"I am pleased to see that the rate of musculoskeletal disorders (MSDs) injuries and illnesses that resulted in days away from work showed a significant decline of 9.6 percent, greater than the overall decline of 7.6 percent for all lost workday injuries," said Secretary of Labor Elaine Chao.
The Department of Labor later issued a correction the rate of MSD injuries and illnesses that resulted in days away from work actually declined by only 8.5 percent, while the total number of MSDs fell by 9.6 percent.
While welcoming the news about falling MSD rates, Peg Seminario, the AFL-CIO's health and safety director, worried about the under-reporting of illnesses and injuries.
"It's better to have the numbers coming down than the number going up," she said. "But not enough is being done to assure that the numbers are an accurate reflection of what's going on in the workplace."
Seminario explained that vigorous enforcement of OSHA's recordkeeping standard seems to have fallen off in recent years.
"Especially since there's so much emphasis on these numbers with respect to the targeting of OSHA's enforcement effort and the evaluation of the agency's programs, it's more important than ever we have confidence in these numbers."
Some observers have been alarmed at the rise in the number of restricted work activity cases in recent years, prompting speculation that employers may be requiring workers to show up for restricted work for the same sort of injury that in the past would have led to a day away from work.
The 2001 numbers do not seem to support this hypothesis, however.

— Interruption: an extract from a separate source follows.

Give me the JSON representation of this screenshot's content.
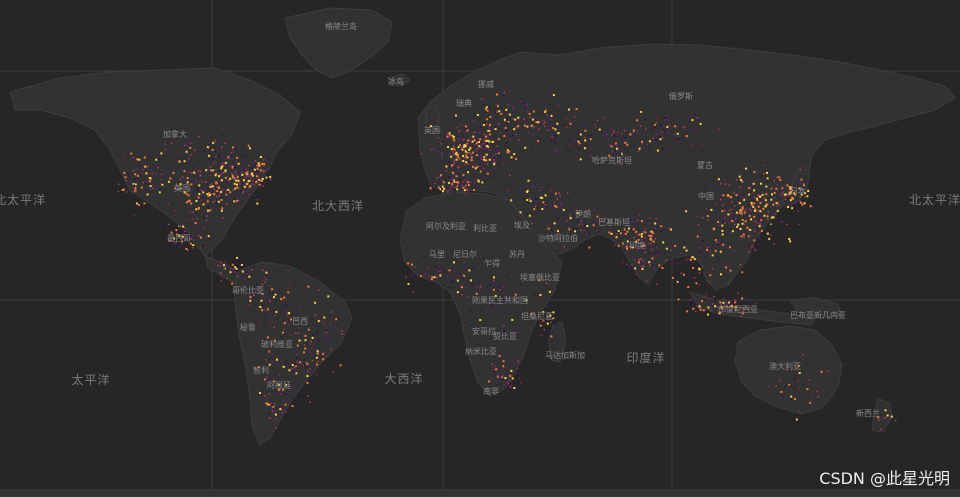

In 2001, the number of restricted work cases declined by six percent from 2000. BLS does not break down restricted work cases by type of injury, so there is no way to know whether the number of MSDs that lead to restricted work is rising or falling.